A century and a half before the birth of Amazon, Henry Wells and William G. Fargo were traversing the country, and selling their merchandise to gobs of Gold Rush hopefuls in California. Business was so profitable that on March 18, 1852, they–and a coterie of investors–convened in New York City to inaugurate Wells, Fargo & Company.
The organization “also served as a bank—buying gold dust, selling paper bank drafts and providing loans to help fuel California’s growing economy,” according to History.com.
Since then, it has morphed into a worldwide financial titan.
For more information, The Grateful American Book Prize recommends Ralph Moody’s Wells Fargo.
On March 23, 1775, Patrick Henry dropped some heated words on the Second Virginia Convention:
“I know not what course others may take, but as for me, give me liberty or give me death!”
Throughout the years, a fury had festered in the territories; King George III imposed onerous taxes and formal military rule; British officials were exempted from criminal prosecution, and the Quartering Act permitted England to house its troops in American barracks, homes, inns, alehouses and barns.
According to History.com, “With the other colonies watching intently, Massachusetts led the resistance to the British, forming a shadow revolutionary government…establishing militias to resist the increasing British military presence across the colony. In April 1775, Thomas Gage…British governor of Massachusetts, ordered [his] troops to march to Concord, Massachusetts, where a Patriot arsenal was known to be located. On April 19, 1775, the British…encountered…American militiamen at Lexington, and the first volleys of the American Revolutionary War were fired.”
A little more than a year later—on July 4, 1776–America proclaimed its independence.
The Grateful American Book Prize recommends Lion of Liberty: Patrick Henry and the Call to a New Nation by Harlow Giles Unger.
The first British colony in America was Jamestown, Virginia–founded in 1607. Eventually, 12 more new lands would come; Maryland, for example, was fashioned on March 25, 1634 from a Potomac River island charter granted to George Calvert, the first Lord Baltimore.
According to History.com “religious conflict was strong in the ensuing years as the American Puritans, growing more numerous in Maryland and supported by Puritans in England, set out to revoke the religious freedoms guaranteed in the founding of the colony. In 1649, Maryland Governor William Stone responded by passing an act ensuring religious liberty and justice to all. In 1654, however, the so-called Toleration Act was repealed after Puritans seized control of the colony, leading to a brief civil war that ended with Lord Baltimore losing control of propriety rights over Maryland in March 1655.”

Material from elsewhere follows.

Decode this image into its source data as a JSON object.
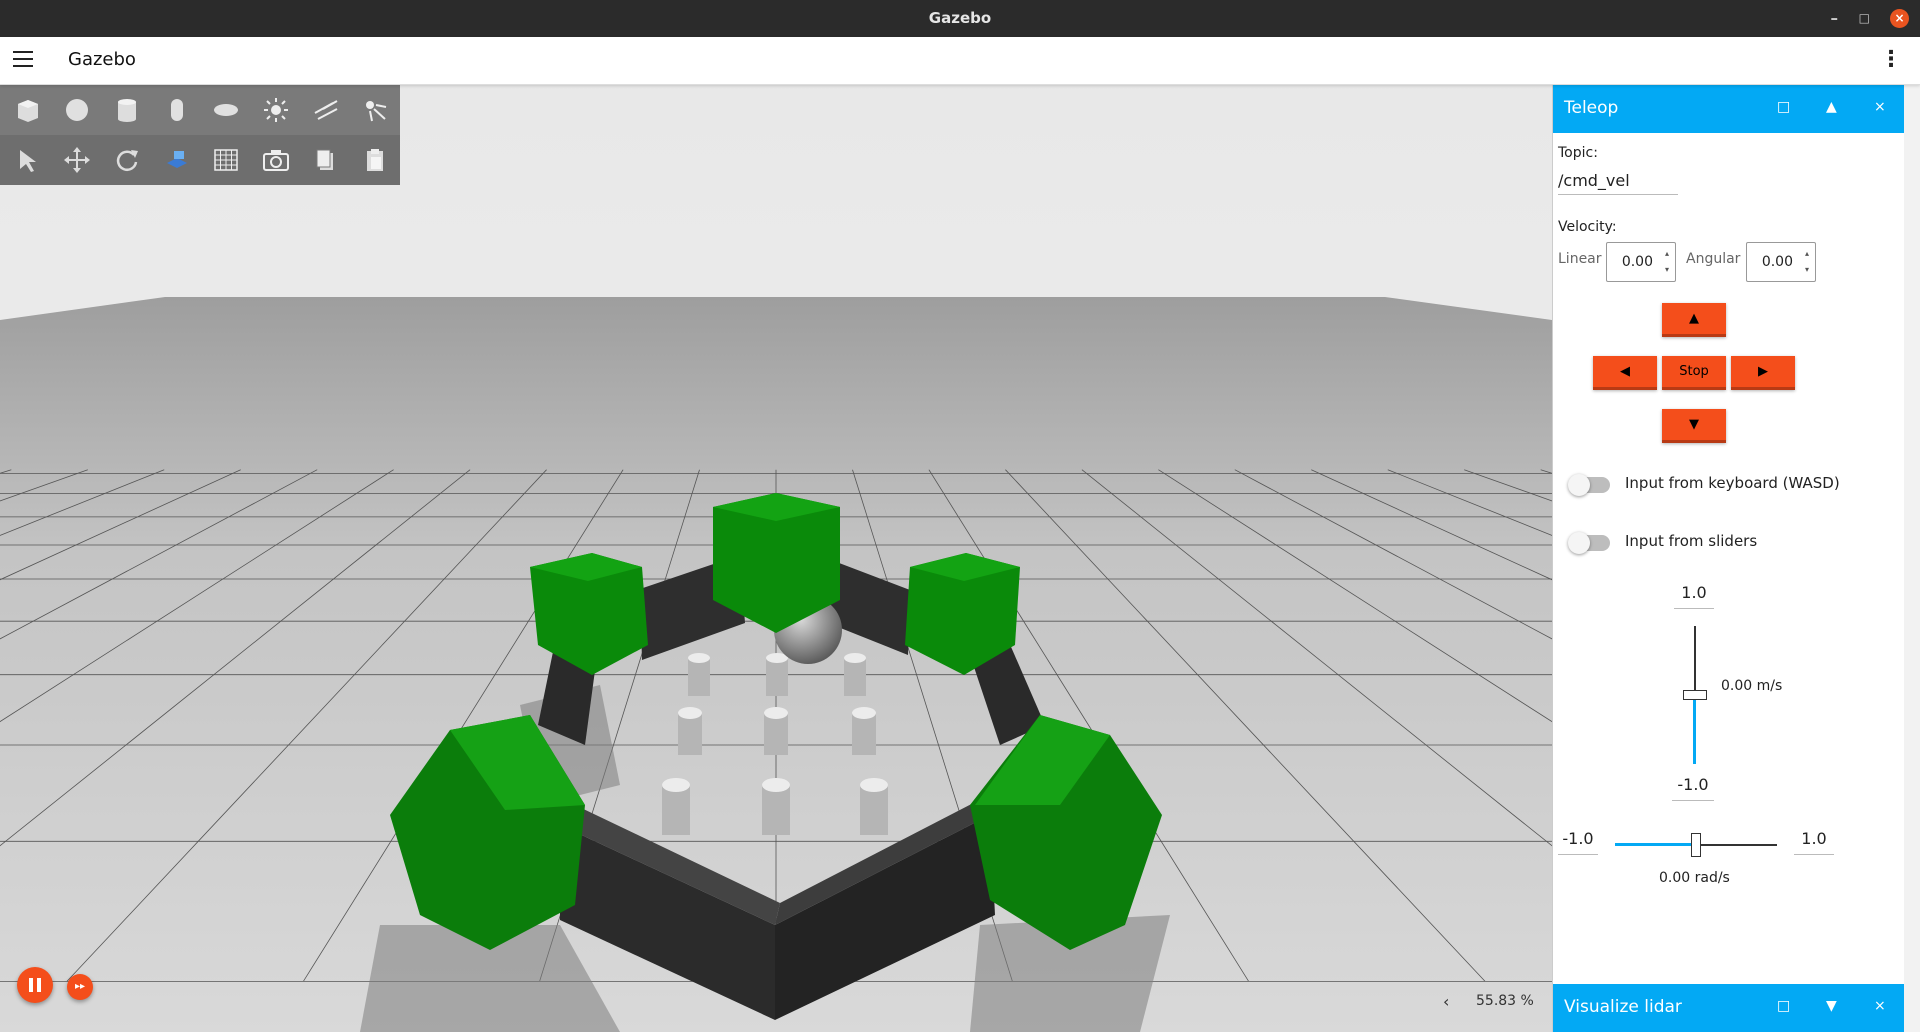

The Grateful American Book Prize recommends the History of the Colony of Maryland by Liz Sonneborn.
History Matters is a biweekly feature courtesy of The Grateful American Book Prize.